Contact tracing is the concept of recording when people come into contact. Contact Tracing using mobile phones assumes that if two phones come close together, that two people have, and that a phone is a good proxy for an individual. Digital contact tracing works either using Bluetooth, ultrasonic audio, or a combination. Solutions that don’t rely on a user’s location are more private.
There are existing efforts through universities and open source projects to implement contact tracing, both COVID-19 related and much older. Many of the current open-source projects focus on privacy and security as key aspects.
A digital contact tracing programme would allow for better use of the limited supply of test kits available and would provide safeguards to allow relaxing the isolation measures sooner.
Singapore has released the TraceTogether app which was developed in 8 weeks this year and published as open-source (OpenTrace)

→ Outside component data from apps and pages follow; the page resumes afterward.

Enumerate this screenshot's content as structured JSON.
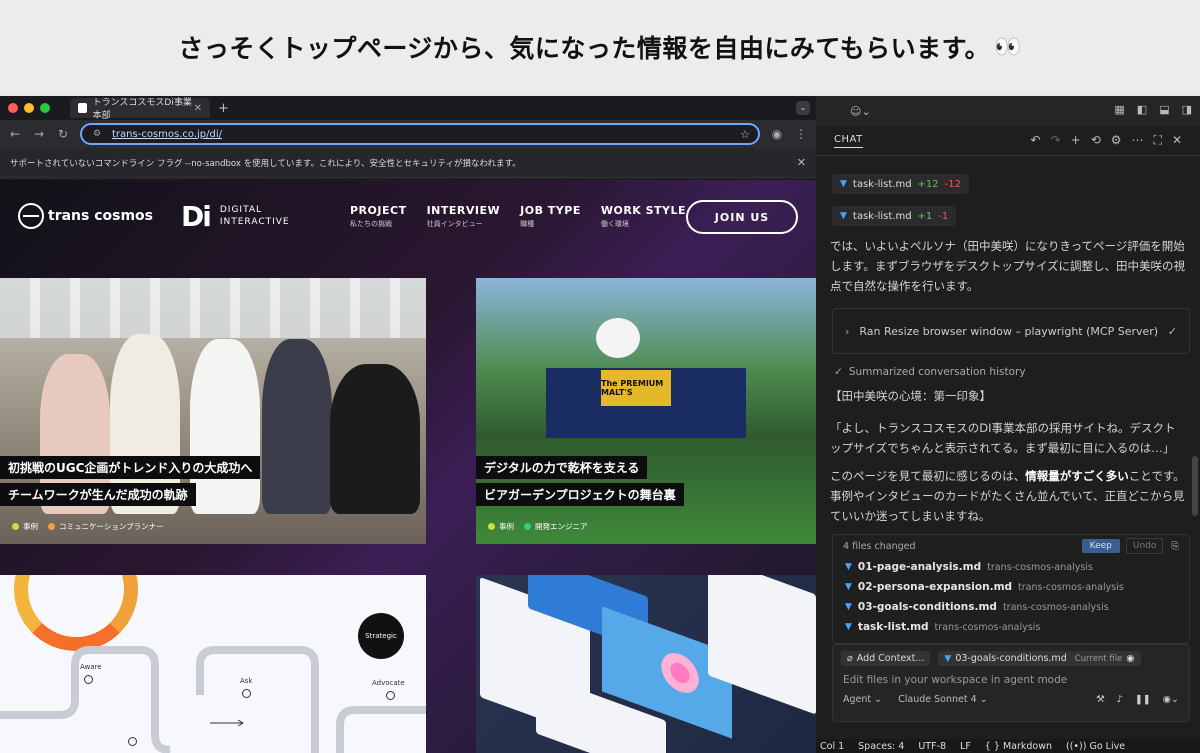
{
  "caption": {
    "text": "さっそくトップページから、気になった情報を自由にみてもらいます。",
    "emoji": "👀"
  },
  "browser": {
    "tab_title": "トランスコスモスDi事業本部",
    "url": "trans-cosmos.co.jp/di/",
    "warning": "サポートされていないコマンドライン フラグ --no-sandbox を使用しています。これにより、安全性とセキュリティが損なわれます。"
  },
  "site": {
    "logo_main": "trans cosmos",
    "logo_di": "Di",
    "logo_digital": "DIGITAL",
    "logo_interactive": "INTERACTIVE",
    "nav": [
      {
        "label": "PROJECT",
        "sub": "私たちの挑戦"
      },
      {
        "label": "INTERVIEW",
        "sub": "社員インタビュー"
      },
      {
        "label": "JOB TYPE",
        "sub": "職種"
      },
      {
        "label": "WORK STYLE",
        "sub": "働く環境"
      }
    ],
    "join": "JOIN US",
    "card1": {
      "line1": "初挑戦のUGC企画がトレンド入りの大成功へ",
      "line2": "チームワークが生んだ成功の軌跡",
      "tag1": "事例",
      "tag2": "コミュニケーションプランナー"
    },
    "card2": {
      "line1": "デジタルの力で乾杯を支える",
      "line2": "ビアガーデンプロジェクトの舞台裏",
      "tag1": "事例",
      "tag2": "開発エンジニア",
      "sign": "The PREMIUM MALT'S"
    },
    "card3": {
      "strategic": "Strategic",
      "aware": "Aware",
      "ask": "Ask",
      "advocate": "Advocate"
    }
  },
  "chat": {
    "title": "CHAT",
    "file1": {
      "name": "task-list.md",
      "plus": "+12",
      "minus": "-12"
    },
    "file2": {
      "name": "task-list.md",
      "plus": "+1",
      "minus": "-1"
    },
    "para1": "では、いよいよペルソナ（田中美咲）になりきってページ評価を開始します。まずブラウザをデスクトップサイズに調整し、田中美咲の視点で自然な操作を行います。",
    "tool": "Ran Resize browser window – playwright (MCP Server)",
    "summary": "Summarized conversation history",
    "heading": "【田中美咲の心境：第一印象】",
    "quote": "「よし、トランスコスモスのDI事業本部の採用サイトね。デスクトップサイズでちゃんと表示されてる。まず最初に目に入るのは…」",
    "para2_a": "このページを見て最初に感じるのは、",
    "para2_b": "情報量がすごく多い",
    "para2_c": "ことです。事例やインタビューのカードがたくさん並んでいて、正直どこから見ていいか迷ってしまいますね。",
    "files_changed": "4 files changed",
    "keep": "Keep",
    "undo": "Undo",
    "files": [
      {
        "name": "01-page-analysis.md",
        "dir": "trans-cosmos-analysis"
      },
      {
        "name": "02-persona-expansion.md",
        "dir": "trans-cosmos-analysis"
      },
      {
        "name": "03-goals-conditions.md",
        "dir": "trans-cosmos-analysis"
      },
      {
        "name": "task-list.md",
        "dir": "trans-cosmos-analysis"
      }
    ],
    "add_context": "Add Context...",
    "current_file": "03-goals-conditions.md",
    "current_file_label": "Current file",
    "placeholder": "Edit files in your workspace in agent mode",
    "mode": "Agent",
    "model": "Claude Sonnet 4"
  },
  "status": {
    "col": "Col 1",
    "spaces": "Spaces: 4",
    "encoding": "UTF-8",
    "eol": "LF",
    "lang": "Markdown",
    "golive": "Go Live"
  },
  "colors": {
    "accent": "#6ea7ff",
    "keep": "#3a5f8f",
    "plus": "#6bbf59",
    "minus": "#f1595b"
  }
}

Last Friday, Apple and Google announced a joint programme to provide a Bluetooth and Cryptography framework (to be released “in May”) to allow apps to perform Contract Tracing more reliably, and to provide a standard.

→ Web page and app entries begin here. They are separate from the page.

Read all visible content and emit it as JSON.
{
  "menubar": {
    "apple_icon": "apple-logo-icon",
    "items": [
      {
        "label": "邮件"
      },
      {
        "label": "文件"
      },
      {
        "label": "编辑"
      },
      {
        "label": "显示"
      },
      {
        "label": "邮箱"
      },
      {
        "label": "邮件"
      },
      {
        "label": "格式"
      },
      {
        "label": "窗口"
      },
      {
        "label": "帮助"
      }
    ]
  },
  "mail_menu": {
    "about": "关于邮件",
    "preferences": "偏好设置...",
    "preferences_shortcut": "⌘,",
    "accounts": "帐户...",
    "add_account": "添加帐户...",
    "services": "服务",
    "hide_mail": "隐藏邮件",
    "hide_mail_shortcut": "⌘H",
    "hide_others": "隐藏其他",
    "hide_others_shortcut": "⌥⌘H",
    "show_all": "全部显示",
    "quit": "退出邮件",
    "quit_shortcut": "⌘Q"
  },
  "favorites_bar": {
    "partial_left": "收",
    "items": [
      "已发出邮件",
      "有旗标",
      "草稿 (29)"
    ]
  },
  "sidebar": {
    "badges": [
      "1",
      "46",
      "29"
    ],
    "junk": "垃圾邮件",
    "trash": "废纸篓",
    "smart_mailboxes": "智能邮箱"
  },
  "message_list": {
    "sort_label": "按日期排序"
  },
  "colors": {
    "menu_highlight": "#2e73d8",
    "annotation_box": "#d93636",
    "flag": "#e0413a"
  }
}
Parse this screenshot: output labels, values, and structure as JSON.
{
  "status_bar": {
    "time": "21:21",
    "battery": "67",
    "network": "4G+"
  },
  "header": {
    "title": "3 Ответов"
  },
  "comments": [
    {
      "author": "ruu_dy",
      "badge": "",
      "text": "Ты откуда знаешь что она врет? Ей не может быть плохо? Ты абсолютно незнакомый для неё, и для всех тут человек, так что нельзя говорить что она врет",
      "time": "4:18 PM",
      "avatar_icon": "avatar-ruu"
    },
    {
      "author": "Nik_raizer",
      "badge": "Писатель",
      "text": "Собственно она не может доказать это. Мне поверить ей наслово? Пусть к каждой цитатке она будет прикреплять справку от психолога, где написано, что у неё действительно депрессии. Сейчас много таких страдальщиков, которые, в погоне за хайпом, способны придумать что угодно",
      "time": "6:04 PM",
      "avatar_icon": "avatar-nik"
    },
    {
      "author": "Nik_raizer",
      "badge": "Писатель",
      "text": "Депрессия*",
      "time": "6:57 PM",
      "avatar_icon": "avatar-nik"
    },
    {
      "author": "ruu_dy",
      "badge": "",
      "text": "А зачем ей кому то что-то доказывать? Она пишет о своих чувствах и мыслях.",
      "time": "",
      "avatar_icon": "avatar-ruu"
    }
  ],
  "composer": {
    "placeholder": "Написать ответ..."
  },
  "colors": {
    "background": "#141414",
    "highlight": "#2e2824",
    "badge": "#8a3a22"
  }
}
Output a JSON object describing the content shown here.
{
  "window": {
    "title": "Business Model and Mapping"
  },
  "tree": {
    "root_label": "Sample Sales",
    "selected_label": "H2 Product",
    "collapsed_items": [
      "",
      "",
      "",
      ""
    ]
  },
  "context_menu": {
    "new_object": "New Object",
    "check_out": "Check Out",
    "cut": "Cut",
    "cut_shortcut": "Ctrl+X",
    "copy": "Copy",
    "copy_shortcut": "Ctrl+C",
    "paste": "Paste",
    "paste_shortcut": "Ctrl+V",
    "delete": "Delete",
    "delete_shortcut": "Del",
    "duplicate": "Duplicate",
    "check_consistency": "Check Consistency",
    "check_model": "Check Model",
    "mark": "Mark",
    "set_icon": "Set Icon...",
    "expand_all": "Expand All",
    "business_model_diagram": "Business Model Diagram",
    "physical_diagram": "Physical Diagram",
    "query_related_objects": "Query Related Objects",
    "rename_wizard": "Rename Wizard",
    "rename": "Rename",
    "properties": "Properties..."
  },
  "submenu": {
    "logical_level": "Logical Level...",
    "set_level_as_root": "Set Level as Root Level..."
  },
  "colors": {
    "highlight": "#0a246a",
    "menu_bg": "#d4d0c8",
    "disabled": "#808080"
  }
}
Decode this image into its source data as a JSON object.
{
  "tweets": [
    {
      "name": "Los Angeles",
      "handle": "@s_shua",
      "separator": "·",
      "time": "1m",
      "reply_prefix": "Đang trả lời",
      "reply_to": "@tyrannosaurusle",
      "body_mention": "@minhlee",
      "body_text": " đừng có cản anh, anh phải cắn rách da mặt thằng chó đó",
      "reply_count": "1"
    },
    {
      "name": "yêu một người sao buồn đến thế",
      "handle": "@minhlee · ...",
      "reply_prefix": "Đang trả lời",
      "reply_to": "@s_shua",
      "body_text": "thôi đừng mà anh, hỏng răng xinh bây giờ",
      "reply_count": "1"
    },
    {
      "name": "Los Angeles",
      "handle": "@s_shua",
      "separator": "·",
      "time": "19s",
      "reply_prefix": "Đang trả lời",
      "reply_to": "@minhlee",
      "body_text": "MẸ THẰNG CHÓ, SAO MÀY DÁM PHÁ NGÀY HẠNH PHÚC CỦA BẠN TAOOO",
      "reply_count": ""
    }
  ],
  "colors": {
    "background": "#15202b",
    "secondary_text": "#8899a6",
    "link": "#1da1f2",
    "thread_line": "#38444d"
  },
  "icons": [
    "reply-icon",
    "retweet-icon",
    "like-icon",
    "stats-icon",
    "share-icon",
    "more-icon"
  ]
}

In May, the app store will allow apps that use this new technology, but only from vendors that are official health bodies/governments. A few months from now, Apple/Google will make this tech part of their OS and a way to let users opt into it without installing an app at all.

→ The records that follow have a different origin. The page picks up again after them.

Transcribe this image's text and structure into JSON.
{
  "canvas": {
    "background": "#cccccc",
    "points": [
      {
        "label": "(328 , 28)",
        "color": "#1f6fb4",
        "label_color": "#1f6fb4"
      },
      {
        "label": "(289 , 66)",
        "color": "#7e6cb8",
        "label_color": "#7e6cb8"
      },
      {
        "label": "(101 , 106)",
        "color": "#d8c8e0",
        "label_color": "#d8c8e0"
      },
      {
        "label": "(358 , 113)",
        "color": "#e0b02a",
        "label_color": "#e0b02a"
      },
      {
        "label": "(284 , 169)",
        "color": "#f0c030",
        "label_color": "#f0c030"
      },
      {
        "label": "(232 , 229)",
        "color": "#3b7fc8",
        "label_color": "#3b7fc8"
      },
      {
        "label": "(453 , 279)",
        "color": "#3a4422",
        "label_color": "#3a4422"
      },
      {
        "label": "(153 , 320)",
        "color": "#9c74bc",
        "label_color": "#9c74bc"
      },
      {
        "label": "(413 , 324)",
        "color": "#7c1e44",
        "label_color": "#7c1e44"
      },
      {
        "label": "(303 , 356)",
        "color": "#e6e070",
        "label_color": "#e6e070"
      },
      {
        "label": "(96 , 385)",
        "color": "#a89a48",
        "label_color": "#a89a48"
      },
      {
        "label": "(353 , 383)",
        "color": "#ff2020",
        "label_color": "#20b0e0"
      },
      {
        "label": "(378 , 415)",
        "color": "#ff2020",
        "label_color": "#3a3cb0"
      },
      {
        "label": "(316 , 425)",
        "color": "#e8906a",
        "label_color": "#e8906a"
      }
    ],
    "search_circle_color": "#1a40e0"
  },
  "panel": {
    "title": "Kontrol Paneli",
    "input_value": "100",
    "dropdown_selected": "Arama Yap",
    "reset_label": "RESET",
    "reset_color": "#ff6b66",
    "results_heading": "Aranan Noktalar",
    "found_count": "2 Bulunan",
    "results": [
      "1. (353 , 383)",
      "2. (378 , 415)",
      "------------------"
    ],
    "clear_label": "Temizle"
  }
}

As long as a CT app does not collect any other personal data such as phone number, or address, or location and is decentralised, there is little to no privacy concerns. This will be challenging to communicate to the public, especially with Android asking for location permission just to use Bluetooth. If Android doesn’t change this, this will be a hard problem to overcome (“trust us, we don’t track your location - but we still ask for permission to….”).
Ideally, the source code for the app should be open-sourced. However, how do you assure people that the app they installed is the same as the source they can see?
Singapore only achieved 17%-20% adoption (1 million installs). Other experts quote anything from 60%, 80% or 100% as “minimum for success”. (80% according to a UK report)
What does success look like?
To achieve the 40%-80% adoption rate the onboarding process needs to be extremely well-thought-out to ensure users will finish the installation. The onboarding process needs to be supported by a creative communication plan to get the user to even download the app from the app stores. Successful installation does not mean adoption. The app needs to be in use. Ideally, the app will need to work while in the background. This is one of the biggest hurdles for “real” adoption on iOS. The Singapore TraceTogether relies that iOS users have the app running in the foreground. Anyone who has done app development knows that this will definitely not work.
Bluetooth is a specialist subject and implementation on phones is somehow opaque/varied. We have worked with Bluetooth tech for many years now and still find it a very challenging technology to work with. Bluetooth Low Energy (BLE) has made things more straightforward, but still, the way it works across the different smartphones is not consistent. It’s complex.
It’s crucial to have CT apps in the market as soon as possible. Short time-to-market is a problem that is being solved by may product developers who are using iterative and agile development and design sprints to validate features quickly.
However, testing can be a challenge as Bluetooth requires real testing with real devices. In our experience testing Bluetooth, device connectivity requires much more effort than traditional app development. Testing in a hurry can result in lower quality apps.
For the governments to be able to make better decisions, they may be looking for as much data as possible, and users are expected to give up more privacy.
Tech companies such as Apple and Google are claiming to protect users privacy and reduce data exposure. This is an opportunity for tech giants to be seen helping consumers and also solving big problems at the same time.
The two opposing gaols of governments and tech giants create a healthy tension that could lead to an overall better outcome for the end-user. (UK NHS is already clashing with Apple/Google.)
For the Digital Contact Tracing app to be effective 60% - 80% of mobile app users need to install the app and have the app running. So, the solution needs to be a combination of user experience and technology. The critical success factors will be easy onboarding, ensuring the user trusts the app and the app working when in the background, which is not possible on iOS at the current time.
The Apple /Google approach is the only option to ensure the app will be running in the background for iOS users, and this will increase the uptake and therefore, the effectiveness of a contact tracing app better than any of the existing approaches currently available.